*** Opening Supplied records ***

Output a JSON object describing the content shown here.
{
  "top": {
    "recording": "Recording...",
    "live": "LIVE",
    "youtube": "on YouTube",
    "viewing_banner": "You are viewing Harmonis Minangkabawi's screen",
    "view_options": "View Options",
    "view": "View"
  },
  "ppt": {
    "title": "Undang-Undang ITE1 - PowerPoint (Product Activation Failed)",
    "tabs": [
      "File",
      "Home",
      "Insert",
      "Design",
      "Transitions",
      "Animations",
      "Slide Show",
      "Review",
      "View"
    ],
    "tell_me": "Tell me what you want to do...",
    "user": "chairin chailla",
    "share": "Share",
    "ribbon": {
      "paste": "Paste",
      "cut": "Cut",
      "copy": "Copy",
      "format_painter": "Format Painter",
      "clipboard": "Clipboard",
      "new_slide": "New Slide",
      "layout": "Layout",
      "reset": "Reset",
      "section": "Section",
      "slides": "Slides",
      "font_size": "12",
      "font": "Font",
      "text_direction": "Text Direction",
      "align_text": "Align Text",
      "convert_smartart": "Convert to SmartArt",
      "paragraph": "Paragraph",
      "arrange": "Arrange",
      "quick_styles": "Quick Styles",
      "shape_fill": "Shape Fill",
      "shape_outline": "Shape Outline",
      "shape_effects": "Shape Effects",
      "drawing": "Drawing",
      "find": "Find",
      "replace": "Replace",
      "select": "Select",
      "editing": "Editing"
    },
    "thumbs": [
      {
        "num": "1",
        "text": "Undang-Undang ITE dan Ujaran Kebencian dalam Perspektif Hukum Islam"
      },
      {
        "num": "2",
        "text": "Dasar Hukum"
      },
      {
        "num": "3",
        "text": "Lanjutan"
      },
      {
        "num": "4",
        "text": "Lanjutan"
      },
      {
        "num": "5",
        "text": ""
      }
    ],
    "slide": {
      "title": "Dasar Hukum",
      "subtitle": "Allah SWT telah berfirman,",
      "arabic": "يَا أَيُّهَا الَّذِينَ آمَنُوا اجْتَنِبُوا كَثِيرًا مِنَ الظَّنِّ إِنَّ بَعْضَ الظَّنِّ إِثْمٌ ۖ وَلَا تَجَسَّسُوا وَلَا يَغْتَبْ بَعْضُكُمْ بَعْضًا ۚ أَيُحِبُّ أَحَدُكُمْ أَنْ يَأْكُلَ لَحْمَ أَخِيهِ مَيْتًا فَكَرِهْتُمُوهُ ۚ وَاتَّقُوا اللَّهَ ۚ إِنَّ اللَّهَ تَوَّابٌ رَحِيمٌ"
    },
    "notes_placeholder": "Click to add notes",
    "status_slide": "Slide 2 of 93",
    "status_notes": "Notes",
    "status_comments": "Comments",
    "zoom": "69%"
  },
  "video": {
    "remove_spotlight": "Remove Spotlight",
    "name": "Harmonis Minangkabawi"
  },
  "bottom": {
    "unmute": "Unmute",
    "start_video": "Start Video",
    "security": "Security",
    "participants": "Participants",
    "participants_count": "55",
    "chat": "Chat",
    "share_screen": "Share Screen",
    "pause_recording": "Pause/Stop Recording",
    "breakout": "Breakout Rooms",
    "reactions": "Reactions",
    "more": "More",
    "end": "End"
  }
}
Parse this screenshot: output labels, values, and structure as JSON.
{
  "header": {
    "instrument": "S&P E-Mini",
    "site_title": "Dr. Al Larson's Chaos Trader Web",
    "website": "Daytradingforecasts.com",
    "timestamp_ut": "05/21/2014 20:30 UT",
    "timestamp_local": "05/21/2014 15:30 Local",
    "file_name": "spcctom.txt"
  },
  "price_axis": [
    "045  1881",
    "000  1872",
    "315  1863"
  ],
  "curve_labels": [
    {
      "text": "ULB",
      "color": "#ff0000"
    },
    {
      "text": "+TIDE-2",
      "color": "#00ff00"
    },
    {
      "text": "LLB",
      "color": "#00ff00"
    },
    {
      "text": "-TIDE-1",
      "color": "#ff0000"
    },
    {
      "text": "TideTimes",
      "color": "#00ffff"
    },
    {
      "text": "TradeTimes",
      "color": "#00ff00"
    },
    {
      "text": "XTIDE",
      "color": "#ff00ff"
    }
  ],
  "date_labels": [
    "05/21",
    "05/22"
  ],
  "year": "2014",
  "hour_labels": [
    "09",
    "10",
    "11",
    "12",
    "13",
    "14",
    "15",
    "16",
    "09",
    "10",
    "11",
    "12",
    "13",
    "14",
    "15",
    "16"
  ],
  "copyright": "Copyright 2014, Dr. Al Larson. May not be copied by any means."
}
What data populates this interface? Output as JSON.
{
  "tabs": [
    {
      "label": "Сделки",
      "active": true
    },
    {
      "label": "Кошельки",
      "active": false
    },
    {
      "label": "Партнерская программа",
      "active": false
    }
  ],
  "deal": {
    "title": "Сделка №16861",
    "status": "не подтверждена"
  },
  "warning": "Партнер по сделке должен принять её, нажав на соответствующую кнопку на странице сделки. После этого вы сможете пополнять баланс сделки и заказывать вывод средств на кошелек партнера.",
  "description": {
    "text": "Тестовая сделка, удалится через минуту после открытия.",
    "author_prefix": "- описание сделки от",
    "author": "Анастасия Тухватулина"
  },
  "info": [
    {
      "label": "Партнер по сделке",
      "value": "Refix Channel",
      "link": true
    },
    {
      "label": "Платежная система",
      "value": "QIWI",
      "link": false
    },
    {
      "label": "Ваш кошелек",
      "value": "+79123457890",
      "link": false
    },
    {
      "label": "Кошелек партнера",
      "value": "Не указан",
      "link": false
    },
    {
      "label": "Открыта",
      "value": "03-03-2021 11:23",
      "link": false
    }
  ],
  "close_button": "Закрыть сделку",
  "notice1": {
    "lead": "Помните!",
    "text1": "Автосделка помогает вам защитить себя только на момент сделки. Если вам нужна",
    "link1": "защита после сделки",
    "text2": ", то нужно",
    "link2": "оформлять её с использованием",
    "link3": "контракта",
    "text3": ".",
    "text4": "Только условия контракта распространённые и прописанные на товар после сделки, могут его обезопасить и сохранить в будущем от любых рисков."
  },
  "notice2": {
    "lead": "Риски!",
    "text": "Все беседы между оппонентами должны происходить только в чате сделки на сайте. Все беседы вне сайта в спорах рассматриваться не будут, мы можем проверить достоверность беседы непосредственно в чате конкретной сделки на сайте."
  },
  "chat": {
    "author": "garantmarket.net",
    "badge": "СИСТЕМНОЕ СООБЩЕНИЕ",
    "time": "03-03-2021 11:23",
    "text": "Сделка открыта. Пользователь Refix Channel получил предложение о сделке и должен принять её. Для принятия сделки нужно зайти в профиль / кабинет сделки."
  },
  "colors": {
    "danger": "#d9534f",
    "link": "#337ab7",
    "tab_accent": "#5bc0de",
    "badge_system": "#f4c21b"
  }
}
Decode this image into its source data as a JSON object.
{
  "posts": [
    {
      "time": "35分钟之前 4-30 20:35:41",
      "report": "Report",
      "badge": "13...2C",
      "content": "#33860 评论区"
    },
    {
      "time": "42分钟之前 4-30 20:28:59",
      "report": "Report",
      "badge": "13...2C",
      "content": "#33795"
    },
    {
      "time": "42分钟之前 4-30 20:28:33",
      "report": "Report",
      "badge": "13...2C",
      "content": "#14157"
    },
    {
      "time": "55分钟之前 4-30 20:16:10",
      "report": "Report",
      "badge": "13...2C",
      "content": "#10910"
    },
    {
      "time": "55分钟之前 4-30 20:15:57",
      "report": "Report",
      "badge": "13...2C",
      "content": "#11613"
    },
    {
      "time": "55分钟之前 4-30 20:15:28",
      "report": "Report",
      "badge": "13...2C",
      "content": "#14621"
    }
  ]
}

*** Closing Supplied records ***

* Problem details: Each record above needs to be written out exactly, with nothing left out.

* Solved exercise:
Output a JSON object describing the content shown here.
{
  "top": {
    "recording": "Recording...",
    "live": "LIVE",
    "youtube": "on YouTube",
    "viewing_banner": "You are viewing Harmonis Minangkabawi's screen",
    "view_options": "View Options",
    "view": "View"
  },
  "ppt": {
    "title": "Undang-Undang ITE1 - PowerPoint (Product Activation Failed)",
    "tabs": [
      "File",
      "Home",
      "Insert",
      "Design",
      "Transitions",
      "Animations",
      "Slide Show",
      "Review",
      "View"
    ],
    "tell_me": "Tell me what you want to do...",
    "user": "chairin chailla",
    "share": "Share",
    "ribbon": {
      "paste": "Paste",
      "cut": "Cut",
      "copy": "Copy",
      "format_painter": "Format Painter",
      "clipboard": "Clipboard",
      "new_slide": "New Slide",
      "layout": "Layout",
      "reset": "Reset",
      "section": "Section",
      "slides": "Slides",
      "font_size": "12",
      "font": "Font",
      "text_direction": "Text Direction",
      "align_text": "Align Text",
      "convert_smartart": "Convert to SmartArt",
      "paragraph": "Paragraph",
      "arrange": "Arrange",
      "quick_styles": "Quick Styles",
      "shape_fill": "Shape Fill",
      "shape_outline": "Shape Outline",
      "shape_effects": "Shape Effects",
      "drawing": "Drawing",
      "find": "Find",
      "replace": "Replace",
      "select": "Select",
      "editing": "Editing"
    },
    "thumbs": [
      {
        "num": "1",
        "text": "Undang-Undang ITE dan Ujaran Kebencian dalam Perspektif Hukum Islam"
      },
      {
        "num": "2",
        "text": "Dasar Hukum"
      },
      {
        "num": "3",
        "text": "Lanjutan"
      },
      {
        "num": "4",
        "text": "Lanjutan"
      },
      {
        "num": "5",
        "text": ""
      }
    ],
    "slide": {
      "title": "Dasar Hukum",
      "subtitle": "Allah SWT telah berfirman,",
      "arabic": "يَا أَيُّهَا الَّذِينَ آمَنُوا اجْتَنِبُوا كَثِيرًا مِنَ الظَّنِّ إِنَّ بَعْضَ الظَّنِّ إِثْمٌ ۖ وَلَا تَجَسَّسُوا وَلَا يَغْتَبْ بَعْضُكُمْ بَعْضًا ۚ أَيُحِبُّ أَحَدُكُمْ أَنْ يَأْكُلَ لَحْمَ أَخِيهِ مَيْتًا فَكَرِهْتُمُوهُ ۚ وَاتَّقُوا اللَّهَ ۚ إِنَّ اللَّهَ تَوَّابٌ رَحِيمٌ"
    },
    "notes_placeholder": "Click to add notes",
    "status_slide": "Slide 2 of 93",
    "status_notes": "Notes",
    "status_comments": "Comments",
    "zoom": "69%"
  },
  "video": {
    "remove_spotlight": "Remove Spotlight",
    "name": "Harmonis Minangkabawi"
  },
  "bottom": {
    "unmute": "Unmute",
    "start_video": "Start Video",
    "security": "Security",
    "participants": "Participants",
    "participants_count": "55",
    "chat": "Chat",
    "share_screen": "Share Screen",
    "pause_recording": "Pause/Stop Recording",
    "breakout": "Breakout Rooms",
    "reactions": "Reactions",
    "more": "More",
    "end": "End"
  }
}
Parse this screenshot: output labels, values, and structure as JSON.
{
  "header": {
    "instrument": "S&P E-Mini",
    "site_title": "Dr. Al Larson's Chaos Trader Web",
    "website": "Daytradingforecasts.com",
    "timestamp_ut": "05/21/2014 20:30 UT",
    "timestamp_local": "05/21/2014 15:30 Local",
    "file_name": "spcctom.txt"
  },
  "price_axis": [
    "045  1881",
    "000  1872",
    "315  1863"
  ],
  "curve_labels": [
    {
      "text": "ULB",
      "color": "#ff0000"
    },
    {
      "text": "+TIDE-2",
      "color": "#00ff00"
    },
    {
      "text": "LLB",
      "color": "#00ff00"
    },
    {
      "text": "-TIDE-1",
      "color": "#ff0000"
    },
    {
      "text": "TideTimes",
      "color": "#00ffff"
    },
    {
      "text": "TradeTimes",
      "color": "#00ff00"
    },
    {
      "text": "XTIDE",
      "color": "#ff00ff"
    }
  ],
  "date_labels": [
    "05/21",
    "05/22"
  ],
  "year": "2014",
  "hour_labels": [
    "09",
    "10",
    "11",
    "12",
    "13",
    "14",
    "15",
    "16",
    "09",
    "10",
    "11",
    "12",
    "13",
    "14",
    "15",
    "16"
  ],
  "copyright": "Copyright 2014, Dr. Al Larson. May not be copied by any means."
}
What data populates this interface? Output as JSON.
{
  "tabs": [
    {
      "label": "Сделки",
      "active": true
    },
    {
      "label": "Кошельки",
      "active": false
    },
    {
      "label": "Партнерская программа",
      "active": false
    }
  ],
  "deal": {
    "title": "Сделка №16861",
    "status": "не подтверждена"
  },
  "warning": "Партнер по сделке должен принять её, нажав на соответствующую кнопку на странице сделки. После этого вы сможете пополнять баланс сделки и заказывать вывод средств на кошелек партнера.",
  "description": {
    "text": "Тестовая сделка, удалится через минуту после открытия.",
    "author_prefix": "- описание сделки от",
    "author": "Анастасия Тухватулина"
  },
  "info": [
    {
      "label": "Партнер по сделке",
      "value": "Refix Channel",
      "link": true
    },
    {
      "label": "Платежная система",
      "value": "QIWI",
      "link": false
    },
    {
      "label": "Ваш кошелек",
      "value": "+79123457890",
      "link": false
    },
    {
      "label": "Кошелек партнера",
      "value": "Не указан",
      "link": false
    },
    {
      "label": "Открыта",
      "value": "03-03-2021 11:23",
      "link": false
    }
  ],
  "close_button": "Закрыть сделку",
  "notice1": {
    "lead": "Помните!",
    "text1": "Автосделка помогает вам защитить себя только на момент сделки. Если вам нужна",
    "link1": "защита после сделки",
    "text2": ", то нужно",
    "link2": "оформлять её с использованием",
    "link3": "контракта",
    "text3": ".",
    "text4": "Только условия контракта распространённые и прописанные на товар после сделки, могут его обезопасить и сохранить в будущем от любых рисков."
  },
  "notice2": {
    "lead": "Риски!",
    "text": "Все беседы между оппонентами должны происходить только в чате сделки на сайте. Все беседы вне сайта в спорах рассматриваться не будут, мы можем проверить достоверность беседы непосредственно в чате конкретной сделки на сайте."
  },
  "chat": {
    "author": "garantmarket.net",
    "badge": "СИСТЕМНОЕ СООБЩЕНИЕ",
    "time": "03-03-2021 11:23",
    "text": "Сделка открыта. Пользователь Refix Channel получил предложение о сделке и должен принять её. Для принятия сделки нужно зайти в профиль / кабинет сделки."
  },
  "colors": {
    "danger": "#d9534f",
    "link": "#337ab7",
    "tab_accent": "#5bc0de",
    "badge_system": "#f4c21b"
  }
}
Decode this image into its source data as a JSON object.
{
  "posts": [
    {
      "time": "35分钟之前 4-30 20:35:41",
      "report": "Report",
      "badge": "13...2C",
      "content": "#33860 评论区"
    },
    {
      "time": "42分钟之前 4-30 20:28:59",
      "report": "Report",
      "badge": "13...2C",
      "content": "#33795"
    },
    {
      "time": "42分钟之前 4-30 20:28:33",
      "report": "Report",
      "badge": "13...2C",
      "content": "#14157"
    },
    {
      "time": "55分钟之前 4-30 20:16:10",
      "report": "Report",
      "badge": "13...2C",
      "content": "#10910"
    },
    {
      "time": "55分钟之前 4-30 20:15:57",
      "report": "Report",
      "badge": "13...2C",
      "content": "#11613"
    },
    {
      "time": "55分钟之前 4-30 20:15:28",
      "report": "Report",
      "badge": "13...2C",
      "content": "#14621"
    }
  ]
}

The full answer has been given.